Healthcare Access for Rural Queer & Trans People
Queer & trans people are everywhere, but healthcare is still catching up for them.
When we think of queer life, we often think of metropolitan areas like New York and LA, or progressive places like Portland, Seattle, and Oakland. Many of us grew up watching Queer as Folk and the L Word, and just a generation or more ago, it was common for queer people to move away from their hometowns to find likeminded communities. But more and more, queer and trans folks are staying put in their own communities.
In 2019, the Williams Institute of the UCLA School of Law published an important report about the demographics of LGBTQ Americans. They found that the majority (63%) of LGBTQ Americans live in the US South, Midwest, and Mountain regions.
Yes gurl, in the red parts of the US map.
More than half of trans people (54%) in the US live in majority rural states.
We know that most LGBTQ people live in rural or red areas, but the exact number of trans people living in rural communities is not fully understood. About 54% of trans people live in majority rural states, which means that some folx will live in suburban or cities within these states, and some will live in the rural parts. Estimates of trans people living in rural communities range from 16-29%. The largest numbers of trans adults live in the US South, and about ⅔ of the South is rural. The Census Bureau defines "rural" as any population, housing, or territory NOT in an urban area, and an "urban area" as a continuously built-up area with a population of 50,000 or more.
So what does this mean? It means that if we want to take care of LGBTQ folx, we need to recognize the unique needs of those living in rural, and often politically red, parts of the US.
Trans folks in both rural and urban communities experience discrimination and deep lack of access to resources. But folx in rural and red areas have far fewer resources - affirming sources of healthcare, community organizations, social support, and other vital services. Incredible queer and trans community clinic resources are growing in bigger cities, but that progress isn't usually accessible in more rural areas.
What are the unique challenges for rural and red state queer & trans people and what is FOLX is doing about it?
Access to affirming care.
The lack of knowledgeable providers is the biggest barrier for rural LGBTQ+ people seeking care. All rural people have less access to care due to a variety of issues including provider shortages, transportation, geographical distances, lack of resources. But for LGBTQ people, and particularly those seeking transition-related care, it can be extremely difficult or impossible to find competent providers.
When trans folks do find a provider who considers themself to be competent, they often receive low quality care. 1 in 3 rural trans folks report mistreatment from healthcare providers or insurance companies within the past year.
A lot of folx avoid the healthcare system altogether to avoid transphobic treatment, which means life saving treatments and preventative services like cancer screenings are put off. About half of rural BIPOC trans people report delaying care. A third of trans people of all racial backgrounds avoid seeking care for financial reasons as well as fear of discrimination. Heightened stigma, which is prevalent in many rural communities, decreases the likelihood of whether trans and nonbinary people will seek care.

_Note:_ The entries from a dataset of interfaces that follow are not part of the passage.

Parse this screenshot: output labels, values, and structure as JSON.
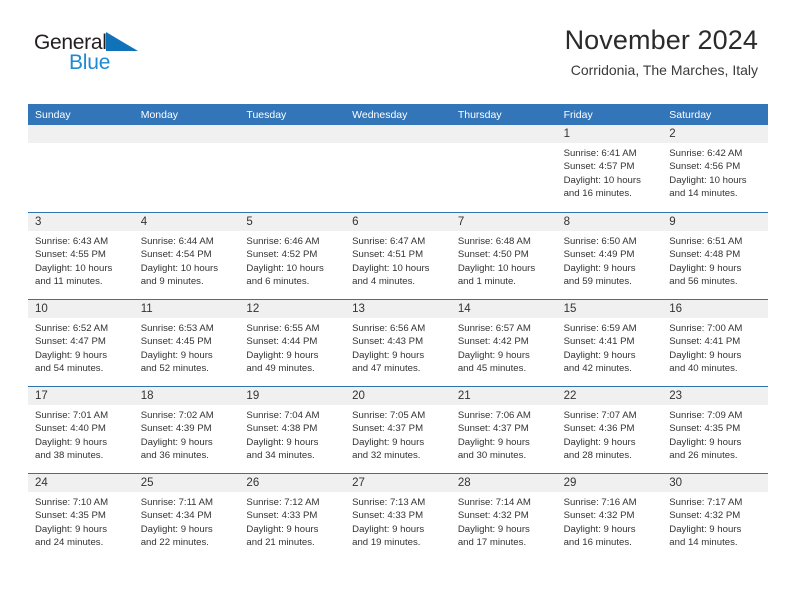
{
  "brand": {
    "word1": "General",
    "word2": "Blue",
    "triangle_color": "#1072b9",
    "blue_text_color": "#1f8ad2"
  },
  "header": {
    "title": "November 2024",
    "subtitle": "Corridonia, The Marches, Italy"
  },
  "theme": {
    "header_blue": "#3275b8",
    "row_divider_blue": "#2f73b0",
    "day_band_gray": "#f0f0f0",
    "text_color": "#333333"
  },
  "weekdays": [
    "Sunday",
    "Monday",
    "Tuesday",
    "Wednesday",
    "Thursday",
    "Friday",
    "Saturday"
  ],
  "weeks": [
    [
      {
        "day": "",
        "sunrise": "",
        "sunset": "",
        "daylight_1": "",
        "daylight_2": ""
      },
      {
        "day": "",
        "sunrise": "",
        "sunset": "",
        "daylight_1": "",
        "daylight_2": ""
      },
      {
        "day": "",
        "sunrise": "",
        "sunset": "",
        "daylight_1": "",
        "daylight_2": ""
      },
      {
        "day": "",
        "sunrise": "",
        "sunset": "",
        "daylight_1": "",
        "daylight_2": ""
      },
      {
        "day": "",
        "sunrise": "",
        "sunset": "",
        "daylight_1": "",
        "daylight_2": ""
      },
      {
        "day": "1",
        "sunrise": "Sunrise: 6:41 AM",
        "sunset": "Sunset: 4:57 PM",
        "daylight_1": "Daylight: 10 hours",
        "daylight_2": "and 16 minutes."
      },
      {
        "day": "2",
        "sunrise": "Sunrise: 6:42 AM",
        "sunset": "Sunset: 4:56 PM",
        "daylight_1": "Daylight: 10 hours",
        "daylight_2": "and 14 minutes."
      }
    ],
    [
      {
        "day": "3",
        "sunrise": "Sunrise: 6:43 AM",
        "sunset": "Sunset: 4:55 PM",
        "daylight_1": "Daylight: 10 hours",
        "daylight_2": "and 11 minutes."
      },
      {
        "day": "4",
        "sunrise": "Sunrise: 6:44 AM",
        "sunset": "Sunset: 4:54 PM",
        "daylight_1": "Daylight: 10 hours",
        "daylight_2": "and 9 minutes."
      },
      {
        "day": "5",
        "sunrise": "Sunrise: 6:46 AM",
        "sunset": "Sunset: 4:52 PM",
        "daylight_1": "Daylight: 10 hours",
        "daylight_2": "and 6 minutes."
      },
      {
        "day": "6",
        "sunrise": "Sunrise: 6:47 AM",
        "sunset": "Sunset: 4:51 PM",
        "daylight_1": "Daylight: 10 hours",
        "daylight_2": "and 4 minutes."
      },
      {
        "day": "7",
        "sunrise": "Sunrise: 6:48 AM",
        "sunset": "Sunset: 4:50 PM",
        "daylight_1": "Daylight: 10 hours",
        "daylight_2": "and 1 minute."
      },
      {
        "day": "8",
        "sunrise": "Sunrise: 6:50 AM",
        "sunset": "Sunset: 4:49 PM",
        "daylight_1": "Daylight: 9 hours",
        "daylight_2": "and 59 minutes."
      },
      {
        "day": "9",
        "sunrise": "Sunrise: 6:51 AM",
        "sunset": "Sunset: 4:48 PM",
        "daylight_1": "Daylight: 9 hours",
        "daylight_2": "and 56 minutes."
      }
    ],
    [
      {
        "day": "10",
        "sunrise": "Sunrise: 6:52 AM",
        "sunset": "Sunset: 4:47 PM",
        "daylight_1": "Daylight: 9 hours",
        "daylight_2": "and 54 minutes."
      },
      {
        "day": "11",
        "sunrise": "Sunrise: 6:53 AM",
        "sunset": "Sunset: 4:45 PM",
        "daylight_1": "Daylight: 9 hours",
        "daylight_2": "and 52 minutes."
      },
      {
        "day": "12",
        "sunrise": "Sunrise: 6:55 AM",
        "sunset": "Sunset: 4:44 PM",
        "daylight_1": "Daylight: 9 hours",
        "daylight_2": "and 49 minutes."
      },
      {
        "day": "13",
        "sunrise": "Sunrise: 6:56 AM",
        "sunset": "Sunset: 4:43 PM",
        "daylight_1": "Daylight: 9 hours",
        "daylight_2": "and 47 minutes."
      },
      {
        "day": "14",
        "sunrise": "Sunrise: 6:57 AM",
        "sunset": "Sunset: 4:42 PM",
        "daylight_1": "Daylight: 9 hours",
        "daylight_2": "and 45 minutes."
      },
      {
        "day": "15",
        "sunrise": "Sunrise: 6:59 AM",
        "sunset": "Sunset: 4:41 PM",
        "daylight_1": "Daylight: 9 hours",
        "daylight_2": "and 42 minutes."
      },
      {
        "day": "16",
        "sunrise": "Sunrise: 7:00 AM",
        "sunset": "Sunset: 4:41 PM",
        "daylight_1": "Daylight: 9 hours",
        "daylight_2": "and 40 minutes."
      }
    ],
    [
      {
        "day": "17",
        "sunrise": "Sunrise: 7:01 AM",
        "sunset": "Sunset: 4:40 PM",
        "daylight_1": "Daylight: 9 hours",
        "daylight_2": "and 38 minutes."
      },
      {
        "day": "18",
        "sunrise": "Sunrise: 7:02 AM",
        "sunset": "Sunset: 4:39 PM",
        "daylight_1": "Daylight: 9 hours",
        "daylight_2": "and 36 minutes."
      },
      {
        "day": "19",
        "sunrise": "Sunrise: 7:04 AM",
        "sunset": "Sunset: 4:38 PM",
        "daylight_1": "Daylight: 9 hours",
        "daylight_2": "and 34 minutes."
      },
      {
        "day": "20",
        "sunrise": "Sunrise: 7:05 AM",
        "sunset": "Sunset: 4:37 PM",
        "daylight_1": "Daylight: 9 hours",
        "daylight_2": "and 32 minutes."
      },
      {
        "day": "21",
        "sunrise": "Sunrise: 7:06 AM",
        "sunset": "Sunset: 4:37 PM",
        "daylight_1": "Daylight: 9 hours",
        "daylight_2": "and 30 minutes."
      },
      {
        "day": "22",
        "sunrise": "Sunrise: 7:07 AM",
        "sunset": "Sunset: 4:36 PM",
        "daylight_1": "Daylight: 9 hours",
        "daylight_2": "and 28 minutes."
      },
      {
        "day": "23",
        "sunrise": "Sunrise: 7:09 AM",
        "sunset": "Sunset: 4:35 PM",
        "daylight_1": "Daylight: 9 hours",
        "daylight_2": "and 26 minutes."
      }
    ],
    [
      {
        "day": "24",
        "sunrise": "Sunrise: 7:10 AM",
        "sunset": "Sunset: 4:35 PM",
        "daylight_1": "Daylight: 9 hours",
        "daylight_2": "and 24 minutes."
      },
      {
        "day": "25",
        "sunrise": "Sunrise: 7:11 AM",
        "sunset": "Sunset: 4:34 PM",
        "daylight_1": "Daylight: 9 hours",
        "daylight_2": "and 22 minutes."
      },
      {
        "day": "26",
        "sunrise": "Sunrise: 7:12 AM",
        "sunset": "Sunset: 4:33 PM",
        "daylight_1": "Daylight: 9 hours",
        "daylight_2": "and 21 minutes."
      },
      {
        "day": "27",
        "sunrise": "Sunrise: 7:13 AM",
        "sunset": "Sunset: 4:33 PM",
        "daylight_1": "Daylight: 9 hours",
        "daylight_2": "and 19 minutes."
      },
      {
        "day": "28",
        "sunrise": "Sunrise: 7:14 AM",
        "sunset": "Sunset: 4:32 PM",
        "daylight_1": "Daylight: 9 hours",
        "daylight_2": "and 17 minutes."
      },
      {
        "day": "29",
        "sunrise": "Sunrise: 7:16 AM",
        "sunset": "Sunset: 4:32 PM",
        "daylight_1": "Daylight: 9 hours",
        "daylight_2": "and 16 minutes."
      },
      {
        "day": "30",
        "sunrise": "Sunrise: 7:17 AM",
        "sunset": "Sunset: 4:32 PM",
        "daylight_1": "Daylight: 9 hours",
        "daylight_2": "and 14 minutes."
      }
    ]
  ]
}
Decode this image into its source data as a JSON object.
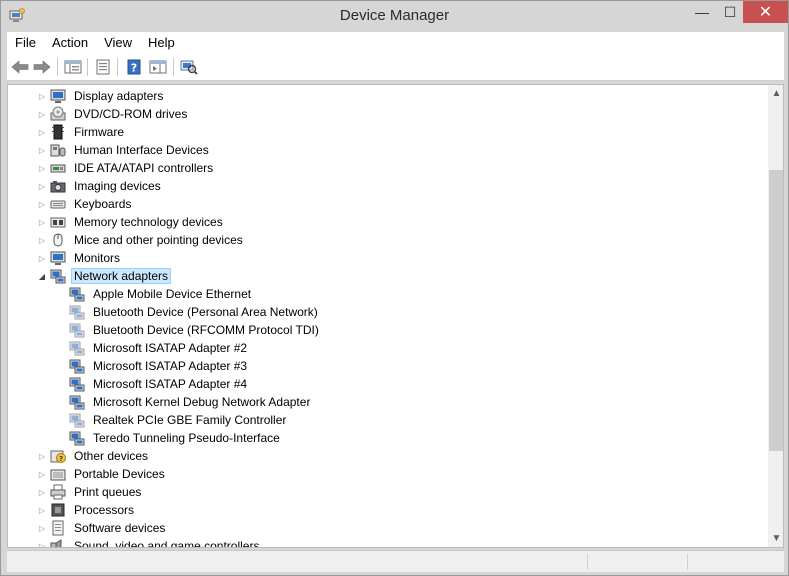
{
  "window": {
    "title": "Device Manager",
    "minimize_glyph": "—",
    "maximize_glyph": "☐",
    "close_glyph": "✕"
  },
  "menu": [
    "File",
    "Action",
    "View",
    "Help"
  ],
  "toolbar": {
    "buttons": [
      "back-icon",
      "forward-icon",
      "show-hide-console-tree-icon",
      "properties-icon",
      "help-icon",
      "action-pane-icon",
      "scan-hardware-icon"
    ]
  },
  "tree": {
    "categories": [
      {
        "label": "Display adapters",
        "icon": "display-adapter-icon",
        "expanded": false
      },
      {
        "label": "DVD/CD-ROM drives",
        "icon": "dvd-drive-icon",
        "expanded": false
      },
      {
        "label": "Firmware",
        "icon": "firmware-icon",
        "expanded": false
      },
      {
        "label": "Human Interface Devices",
        "icon": "hid-icon",
        "expanded": false
      },
      {
        "label": "IDE ATA/ATAPI controllers",
        "icon": "ide-controller-icon",
        "expanded": false
      },
      {
        "label": "Imaging devices",
        "icon": "imaging-device-icon",
        "expanded": false
      },
      {
        "label": "Keyboards",
        "icon": "keyboard-icon",
        "expanded": false
      },
      {
        "label": "Memory technology devices",
        "icon": "memory-device-icon",
        "expanded": false
      },
      {
        "label": "Mice and other pointing devices",
        "icon": "mouse-icon",
        "expanded": false
      },
      {
        "label": "Monitors",
        "icon": "monitor-icon",
        "expanded": false
      },
      {
        "label": "Network adapters",
        "icon": "network-adapter-icon",
        "expanded": true,
        "selected": true
      },
      {
        "label": "Other devices",
        "icon": "unknown-device-icon",
        "expanded": false
      },
      {
        "label": "Portable Devices",
        "icon": "portable-device-icon",
        "expanded": false
      },
      {
        "label": "Print queues",
        "icon": "printer-icon",
        "expanded": false
      },
      {
        "label": "Processors",
        "icon": "processor-icon",
        "expanded": false
      },
      {
        "label": "Software devices",
        "icon": "software-device-icon",
        "expanded": false
      },
      {
        "label": "Sound, video and game controllers",
        "icon": "sound-controller-icon",
        "expanded": false
      }
    ],
    "network_adapters": [
      {
        "label": "Apple Mobile Device Ethernet",
        "dimmed": false
      },
      {
        "label": "Bluetooth Device (Personal Area Network)",
        "dimmed": true
      },
      {
        "label": "Bluetooth Device (RFCOMM Protocol TDI)",
        "dimmed": true
      },
      {
        "label": "Microsoft ISATAP Adapter #2",
        "dimmed": true
      },
      {
        "label": "Microsoft ISATAP Adapter #3",
        "dimmed": false
      },
      {
        "label": "Microsoft ISATAP Adapter #4",
        "dimmed": false
      },
      {
        "label": "Microsoft Kernel Debug Network Adapter",
        "dimmed": false
      },
      {
        "label": "Realtek PCIe GBE Family Controller",
        "dimmed": true
      },
      {
        "label": "Teredo Tunneling Pseudo-Interface",
        "dimmed": false
      }
    ]
  },
  "colors": {
    "selection_bg": "#cce8ff",
    "selection_border": "#99d1ff",
    "close_button": "#c75050"
  }
}
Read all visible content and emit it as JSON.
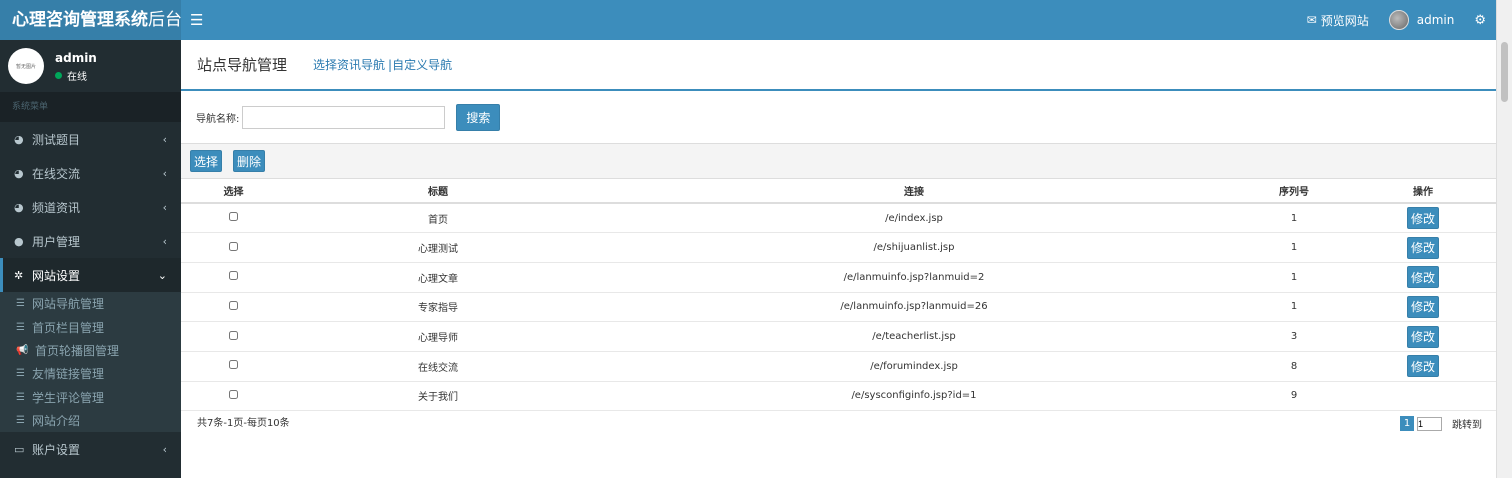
{
  "app": {
    "title_bold": "心理咨询管理系统",
    "title_light": "后台"
  },
  "topbar": {
    "menu_icon": "bars-icon",
    "preview_label": "预览网站",
    "user_name": "admin"
  },
  "sidebar": {
    "avatar_text": "暂无图片",
    "user_name": "admin",
    "status": "在线",
    "header": "系统菜单",
    "items": [
      {
        "label": "测试题目",
        "icon": "pie-chart-icon"
      },
      {
        "label": "在线交流",
        "icon": "pie-chart-icon"
      },
      {
        "label": "频道资讯",
        "icon": "pie-chart-icon"
      },
      {
        "label": "用户管理",
        "icon": "user-icon"
      },
      {
        "label": "网站设置",
        "icon": "gear-icon"
      },
      {
        "label": "账户设置",
        "icon": "laptop-icon"
      }
    ],
    "submenu": [
      {
        "label": "网站导航管理",
        "icon": "list-icon"
      },
      {
        "label": "首页栏目管理",
        "icon": "list-icon"
      },
      {
        "label": "首页轮播图管理",
        "icon": "bullhorn-icon"
      },
      {
        "label": "友情链接管理",
        "icon": "list-icon"
      },
      {
        "label": "学生评论管理",
        "icon": "list-icon"
      },
      {
        "label": "网站介绍",
        "icon": "list-icon"
      }
    ]
  },
  "content": {
    "page_title": "站点导航管理",
    "link_select": "选择资讯导航",
    "link_custom": "|自定义导航",
    "search_label": "导航名称:",
    "search_value": "",
    "search_button": "搜索",
    "select_button": "选择",
    "delete_button": "删除",
    "columns": [
      "选择",
      "标题",
      "连接",
      "序列号",
      "操作"
    ],
    "rows": [
      {
        "title": "首页",
        "link": "/e/index.jsp",
        "seq": "1",
        "action": "修改"
      },
      {
        "title": "心理测试",
        "link": "/e/shijuanlist.jsp",
        "seq": "1",
        "action": "修改"
      },
      {
        "title": "心理文章",
        "link": "/e/lanmuinfo.jsp?lanmuid=2",
        "seq": "1",
        "action": "修改"
      },
      {
        "title": "专家指导",
        "link": "/e/lanmuinfo.jsp?lanmuid=26",
        "seq": "1",
        "action": "修改"
      },
      {
        "title": "心理导师",
        "link": "/e/teacherlist.jsp",
        "seq": "3",
        "action": "修改"
      },
      {
        "title": "在线交流",
        "link": "/e/forumindex.jsp",
        "seq": "8",
        "action": "修改"
      },
      {
        "title": "关于我们",
        "link": "/e/sysconfiginfo.jsp?id=1",
        "seq": "9",
        "action": ""
      }
    ],
    "footer_info": "共7条-1页-每页10条",
    "pager_current": "1",
    "pager_input": "1",
    "pager_jump": "跳转到"
  },
  "colors": {
    "primary": "#3c8dbc",
    "sidebar_bg": "#222d32"
  }
}
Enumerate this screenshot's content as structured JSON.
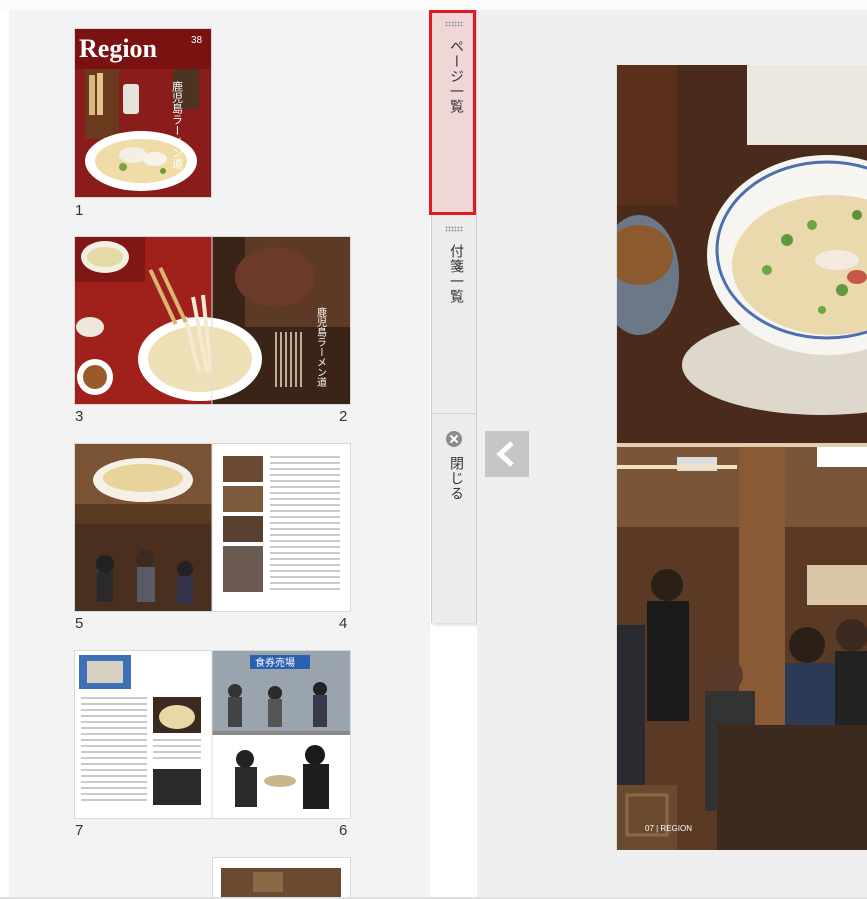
{
  "sidebar": {
    "thumbs": [
      {
        "page": "1"
      },
      {
        "left_page": "3",
        "right_page": "2"
      },
      {
        "left_page": "5",
        "right_page": "4"
      },
      {
        "left_page": "7",
        "right_page": "6"
      }
    ],
    "cover": {
      "logo": "Region",
      "issue": "38",
      "title_vertical": "鹿児島ラーメン道"
    },
    "spread_title": "鹿児島ラーメン道",
    "page6_sign": "食券売場"
  },
  "tabs": {
    "pages_list": "ページ一覧",
    "bookmarks_list": "付箋一覧",
    "close": "閉じる",
    "close_icon": "close-icon",
    "collapse_icon": "chevron-left-icon"
  },
  "viewer": {
    "footer_text": "07 | REGION"
  },
  "colors": {
    "active_tab_bg": "#f1d6d8",
    "highlight_border": "#e01b24",
    "sidebar_bg": "#f3f3f3",
    "viewer_bg": "#efefef"
  }
}
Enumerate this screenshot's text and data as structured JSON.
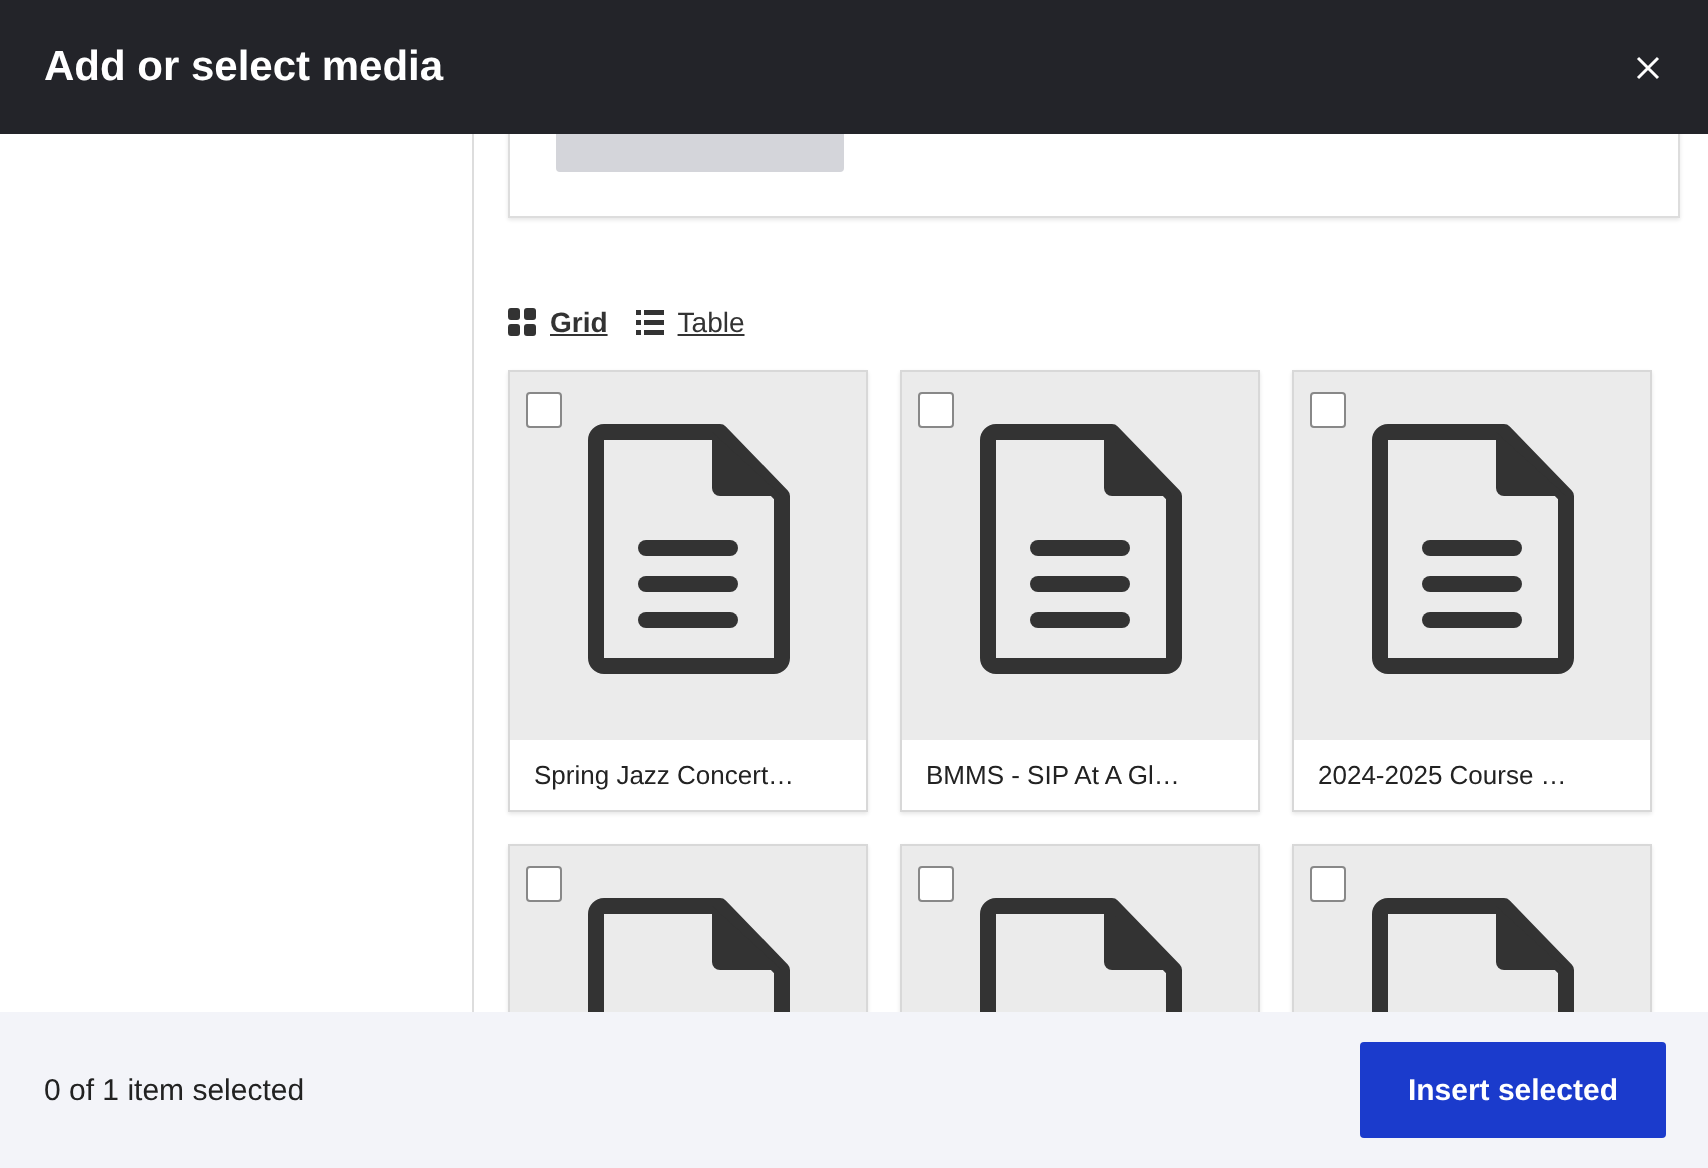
{
  "dialog": {
    "title": "Add or select media"
  },
  "view_toggle": [
    {
      "label": "Grid",
      "selected": true,
      "kind": "grid"
    },
    {
      "label": "Table",
      "selected": false,
      "kind": "table"
    }
  ],
  "media_items": [
    {
      "title": "Spring Jazz Concert…",
      "selected": false
    },
    {
      "title": "BMMS - SIP At A Gl…",
      "selected": false
    },
    {
      "title": "2024-2025 Course …",
      "selected": false
    },
    {
      "selected": false
    },
    {
      "selected": false
    },
    {
      "selected": false
    }
  ],
  "footer": {
    "status": "0 of 1 item selected",
    "button": "Insert selected"
  }
}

FOLX connects LGBTQ+ people to providers who are experts in HRT and all aspects of LGBTQ care.
Distance to care.
Finding a provider is hard, those in rural areas often have to drive extraordinarily long distances to get there. Driving an hour or two away means having to take time off of work, find rides, or paying for gas and wear and tear on a vehicle. Most rural trans people have to travel more than 25 miles to find an affirming provider and about a quarter of rural trans folks will travel more than 75 miles; a third of BIPOC rural trans folks travel more than 100 miles for care.
At FOLX, our members never have to leave the comfort of their wifi or cell phone data connection, wherever that may be.
Isolation from support.
Social support is essential for optimal wellness - this is true in general, and especially true for those who are transitioning. Studies have shown that rural trans people experience higher levels of anxiety, but that social support is a protective factor - meaning that having support can alleviate some of the anxiety trans people experience.
FOLX addresses this need in a couple of ways. First, FOLX providers and our member support team are always here for our members. They can schedule time to talk with us or send us messages when needed; it’s all included. Second, part of our mission is to build community. We are working hard at figuring out the best ways to do that and have lots of community building events in the works. If anyone has ideas they would like to see us make happen, email us at firstname.lastname@example.org
Cost of care.
Rural trans people are 2x less likely to have health insurance compared to rural cis people, and rural BIPOC trans people are 3x less likely to have insurance. One in three rural trans POC do not have health insurance. For the rural trans people who do have insurance, about a quarter are denied insurance coverage for HRT.
At FOLX, we bypass insurance so that we get our members the care they need without the hassle and extra cost associated with their bureaucratic mess. The cost of our HRT subscriptions are lower than any other telehealth provider and include most commonly used hormones, labs, and all visits. Of course, the cost is still inaccessible for many, which is why we’ve teamed up with Trans Lifeline to create an HRT Care Fund to offer as many microgrants as we are able to cover the cost of care.
We recognize that there is still a lot of work to be done to provide accessible, queer & trans competent care for people everywhere. The more options there are, the more our community thrives. We hope to be one of many in which queer and trans people are seen, supported, and empowered.